 Until now, in addition to the basic precepts established by the Brazilian Customer Protection Code, the main Brazilian regulation on the subject was Decree No. 6523/2008, which is now repealed, and which has been in need of updating for some time, especially due to changes in the customer profile, the migration of daily communication to digital tools, and the substantial increase in customer claims about SAC in regulated sectors.  

It is worth pointing out that, both then and now, the Decree was and is applicable only to those sectors of the economy whose activities are regulated by Federal Government rules, such as airlines, banks, telephone and electricity companies, insurance companies, health plans, and others.   

The Decree aims to improve customer service by offering multiple communication channels, integrated with each other which, in an increasingly connected world, inevitably implies new and constant challenges to companies. 

 Some points of the new Decree are worth highlighting:  
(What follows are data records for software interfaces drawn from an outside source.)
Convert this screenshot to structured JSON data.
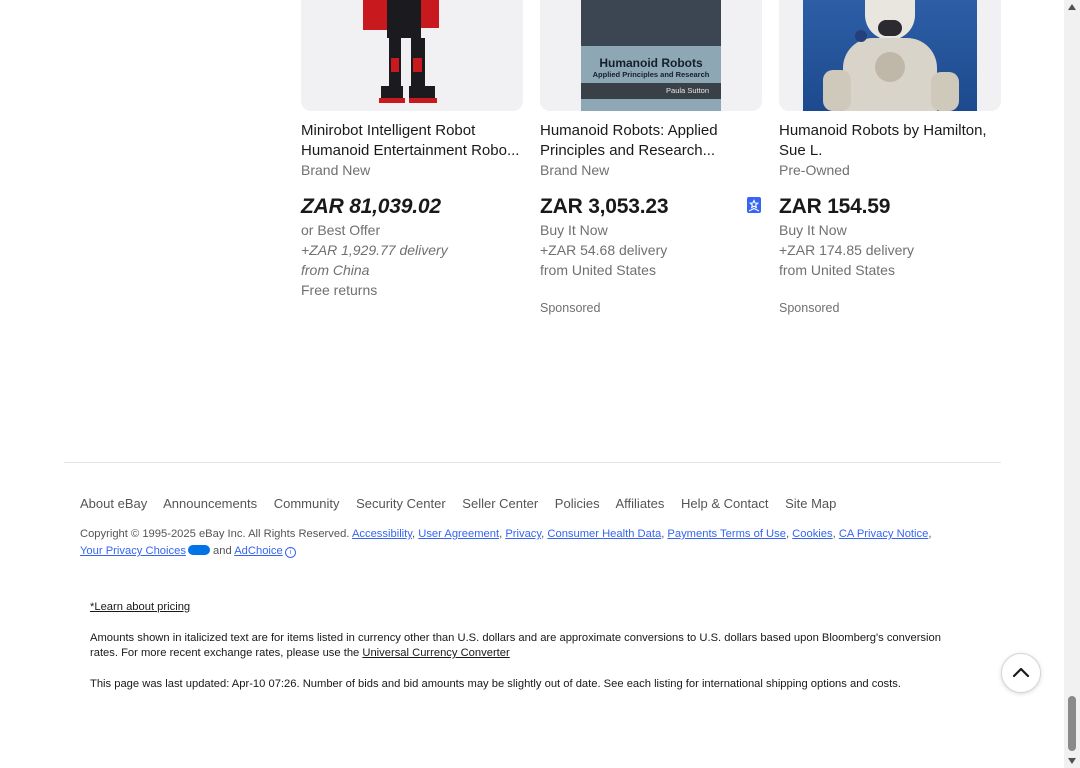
{
  "listings": [
    {
      "title": "Minirobot Intelligent Robot Humanoid Entertainment Robo...",
      "condition": "Brand New",
      "price": "ZAR 81,039.02",
      "purchase": "or Best Offer",
      "delivery": "+ZAR 1,929.77 delivery",
      "origin": "from China",
      "returns": "Free returns",
      "image": "red-black-humanoid-robot"
    },
    {
      "title": "Humanoid Robots: Applied Principles and Research...",
      "condition": "Brand New",
      "price": "ZAR 3,053.23",
      "purchase": "Buy It Now",
      "delivery": "+ZAR 54.68 delivery",
      "origin": "from United States",
      "sponsored": "Sponsored",
      "image": "book-cover",
      "book_title": "Humanoid Robots",
      "book_subtitle": "Applied Principles and Research",
      "book_author": "Paula Sutton"
    },
    {
      "title": "Humanoid Robots by Hamilton, Sue L.",
      "condition": "Pre-Owned",
      "price": "ZAR 154.59",
      "purchase": "Buy It Now",
      "delivery": "+ZAR 174.85 delivery",
      "origin": "from United States",
      "sponsored": "Sponsored",
      "image": "white-space-robot"
    }
  ],
  "footer": {
    "nav": [
      "About eBay",
      "Announcements",
      "Community",
      "Security Center",
      "Seller Center",
      "Policies",
      "Affiliates",
      "Help & Contact",
      "Site Map"
    ],
    "copyright": "Copyright © 1995-2025 eBay Inc. All Rights Reserved.",
    "legal_links": [
      "Accessibility",
      "User Agreement",
      "Privacy",
      "Consumer Health Data",
      "Payments Terms of Use",
      "Cookies",
      "CA Privacy Notice"
    ],
    "privacy_choices": "Your Privacy Choices",
    "and": "and",
    "adchoice": "AdChoice"
  },
  "disclaimer": {
    "learn_pricing": "*Learn about pricing",
    "currency_note": "Amounts shown in italicized text are for items listed in currency other than U.S. dollars and are approximate conversions to U.S. dollars based upon Bloomberg's conversion rates. For more recent exchange rates, please use the",
    "converter_link": "Universal Currency Converter",
    "last_updated": "This page was last updated: Apr-10 07:26. Number of bids and bid amounts may be slightly out of date. See each listing for international shipping options and costs."
  },
  "colors": {
    "accent": "#3665f3",
    "text": "#191919",
    "muted": "#707070"
  },
  "icons": {
    "watch": "bookmark-icon",
    "scroll_top": "chevron-up-icon"
  }
}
  • Multiple, integrated channels: In comparison to the previous regulation, it is now noted that the very definition of SAC is no longer “the telephone answering service of the regulated service providers”, but rather “the answering service provided by various integrated channels of the regulated service providers” (art. 2). In addition, it is not only the expansion of the SAC regulation to other channels besides the telephone, but also the necessary integration among them; the customer is guaranteed, therefore, the right to be served in “at least one of the integrated service channels” (art. 4, paragraph 1). Another important amendment is that the customer will be able to follow up on his complaints/claims “in the various integrated service channels”, by means of numerical registration (art. 12, heading). The companies will be responsible, therefore, for making multiple access points available to the customer, to provide ample information about these channels (art. 4, paragraph 1) and, after receiving a certain complaint/claim, to adequately handle and integrate the information into all channels.
  • Opening of Electronic channels: as the new Decree reinforces the multiplicity of communication channels, the electronic tool, so present in everyday life, is emphasized. There is no express rule imposing which digital channels must be made available, which will allow companies to be creative.
  • Mandatory Requirement to maintain electronic customer servicer: despite the Decree’s enabling and encouraging the use of other channels, it is still mandatory to maintain the availability of access to the SAC by telephone (art. 4, paragraph 2).
  • Mandatory human customer service: the service provided via telephone channel and performed by human beings, must comprise at least eight hours daily (art. 5, paragraph I), and it is up to the regulating entities to consider and eventually establish human customer service hours by telephone above that exceed this minimum limit (art. 5, sole paragraph).
  • Response time: a significant amendment was also made with regard to the deadline for customer service response time. Before, it was established that complaints would be resolved within a maximum of five business days from registration, whereas now, “Customer complaints/claims will be responded to within seven calendar days from the date of registration” (art. 13, heading).
  • Effectiveness: There is a specific chapter in the new Decree regarding the effectiveness of the SAC. The National Customer Protection Department (“SENACON”) and the Ministry of Justice must establish a methodology and implement tools to measure the effectiveness of the services provided, observing, at least, the following parameters: (i) number of claims (proportional to the number of customers or production units), (ii) resolution rate of claims (from the customer’s point of view), (iii) complaints rate at customer protection agencies and sector regulators, and (iv) degree of customer satisfaction (art. 15, paragraph 1). If low effectiveness is found, SENACON will be able to establish a human telephone answering service that remains open for longer than the obligatory eight hours a day (art. 15, paragraph 5), without prejudice to the sanctions of the Brazilian Customer Protection Code and the regulations of the regulatory entities.
  • Free and available: the SAC will remain free (art. 3) and with uninterrupted availability twenty-four hours a day, seven days a week ( art. 4, heading).

The amendments pointed out above demonstrate that the new Decree is focused on ensuring adequate customer service. The increase in forms of service, combined with the concept of effectiveness and control mechanisms, make it clear that the legislator’s purpose was to provide and enable practical results for the customer.  

Another relevant issue is that, although the Rule is applied to sectors of the economy whose activities are regulated by the Federal Government’s rules, it can certainly be used by customer protection agencies as a reference for good practices, so we encourage companies that operate in the B2C sector to revisit their practices in order to assess how effective their SAC services have been.  

In times of increased scrutiny of ESG practices and the ubiquitous customer experience, there is no doubt that investing in service channels that deliver effective solutions, in addition to being a differential, is a source of business sustainability.  

As the Decree will come into effect only 180 (one hundred and eighty) days after its publication in the Official Gazette, there is time and space for adaptations.